Maryland Takes a Big Step in the Wrong Direction
As state leaders work to implement the accountability provisions of the new Every Student Succeeds Act, they are making key decisions about how they will measure school performance, the expectations they set for schools, and how they will support schools that are struggling. The question of what to measure, in particular, has gotten a lot of attention. Equity advocates have pushed their states to maintain the focus on the key work of schools, preparing all students for college or meaningful career opportunities.
As a result, many states are focusing on whether schools are getting students to grade level — a critical minimum bar that too many schools are still struggling to reach, especially for low-income students, students of color, students with disabilities, and English learners. And they’re adding other key student-focused measures, like chronic absenteeism and participation and success in rigorous courses, which research shows matter for future student success.
Maryland, however, could be headed in the exact opposite direction. The state’s legislature recently passed a bill that deprioritizes academic outcomes, while requiring a variety of school quality indicators, some of which — like class size and case load — aren’t focused on students at all. Others, like “opportunity for Advanced Placement courses and International Baccalaureate programs” prioritize course offerings over actual course enrollments, ignoring the fact that even when these courses hypothetically exist, schools have all sorts of ways of limiting who actually gets to take them. This means that Maryland parents may be told that their schools are doing just great because their class sizes are small, and because the school offers a variety of Advanced Placement classes — even if few students are on grade level, and only a select few (very likely White, higher income students) actually get to enroll in those college-prep courses.

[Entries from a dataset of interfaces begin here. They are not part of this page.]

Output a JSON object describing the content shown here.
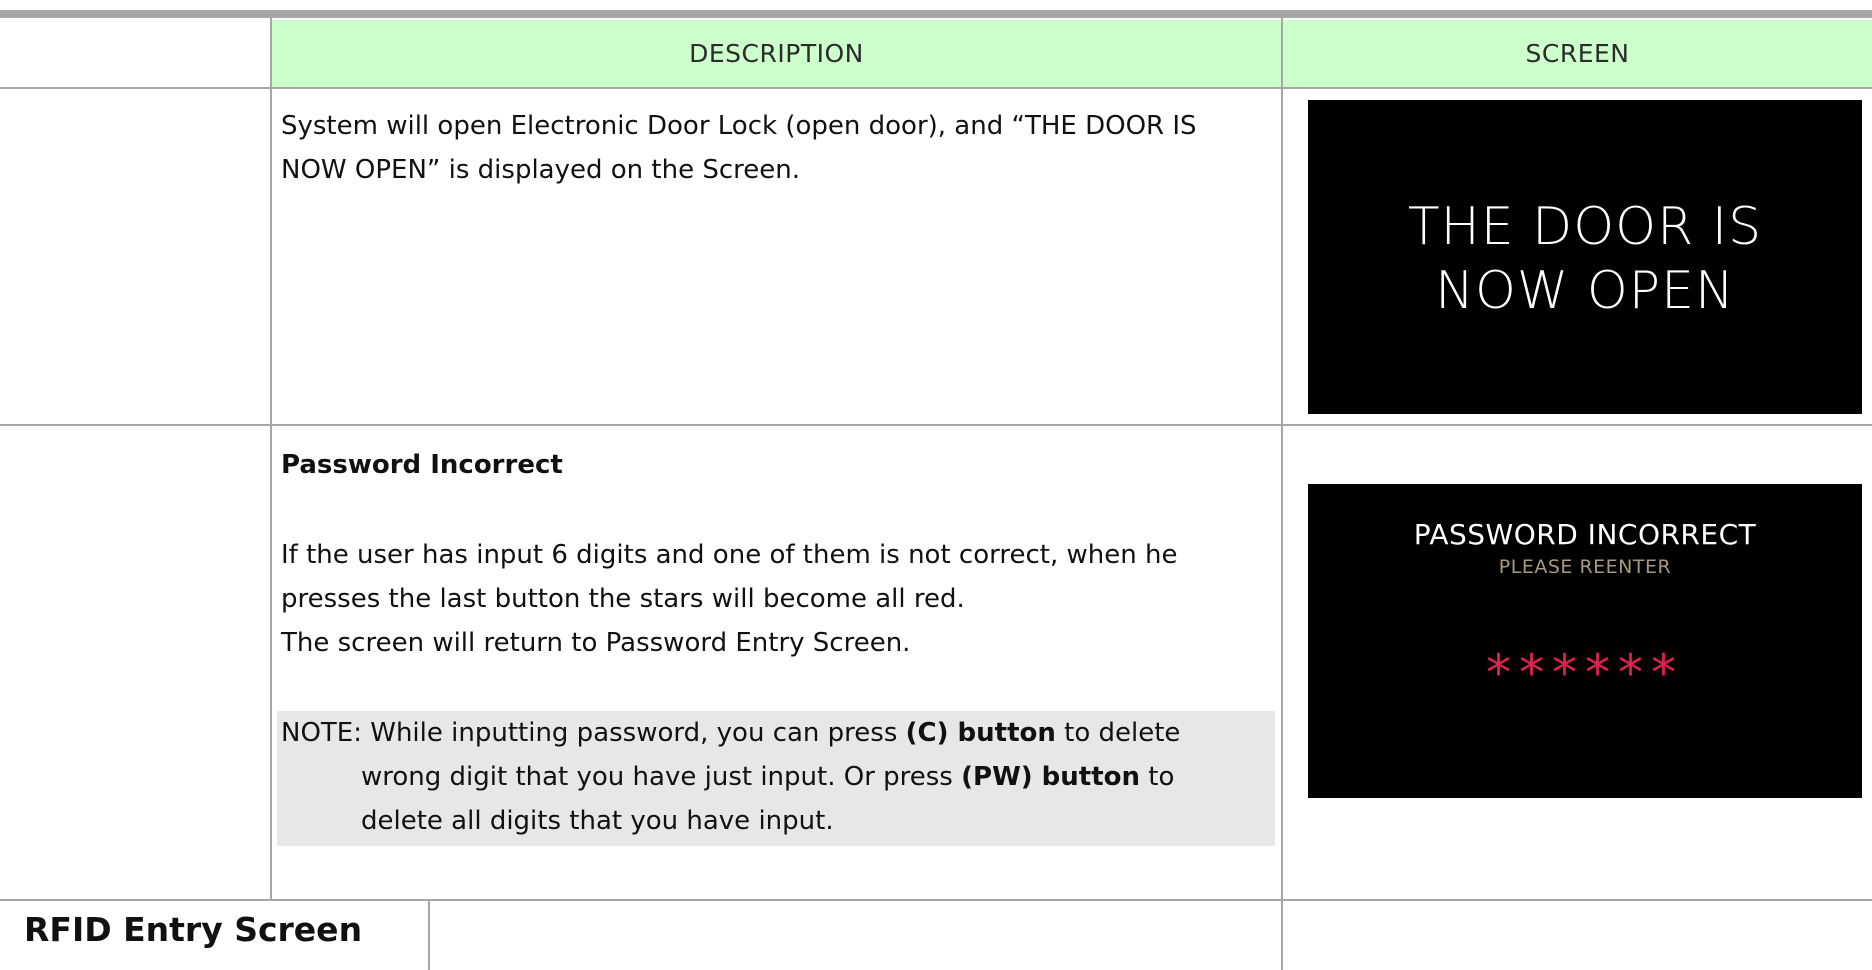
{
  "header": {
    "description": "DESCRIPTION",
    "screen": "SCREEN"
  },
  "row_door_open": {
    "text_line1": "System will open Electronic Door Lock (open door), and “THE DOOR IS",
    "text_line2": "NOW OPEN” is displayed on the Screen.",
    "screen_line1": "THE DOOR IS",
    "screen_line2": "NOW OPEN"
  },
  "row_password_incorrect": {
    "heading": "Password Incorrect",
    "para_line1": "If the user has input 6 digits and one of them is not correct, when he",
    "para_line2": "presses the last button the stars will become all red.",
    "para_line3": "The screen will return to Password Entry Screen.",
    "note": {
      "prefix": "NOTE: While inputting password, you can press ",
      "c_button": "(C) button",
      "mid1": " to delete",
      "line2_a": "wrong digit that you have just input. Or press ",
      "pw_button": "(PW) button",
      "line2_b": " to",
      "line3": "delete all digits that you have input."
    },
    "screen_title": "PASSWORD INCORRECT",
    "screen_subtitle": "PLEASE REENTER",
    "screen_stars": "******",
    "stars_color": "#e0204c"
  },
  "section": {
    "rfid_title": "RFID Entry Screen"
  }
}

In recent years, Maryland has taken important steps to increase the honesty and rigor in its education system. The state has raised its standards. It has included more students — especially students with disabilities — in the National Assessment of Educational Progress. This new bill could dramatically reverse this progress, leaving Maryland — often considered a leader in education — in the unfamiliar position of trailing behind other states. The Maryland State Board of Education and Gov. Larry Hogan are right to oppose this legislation and keep sights set higher for Maryland’s students.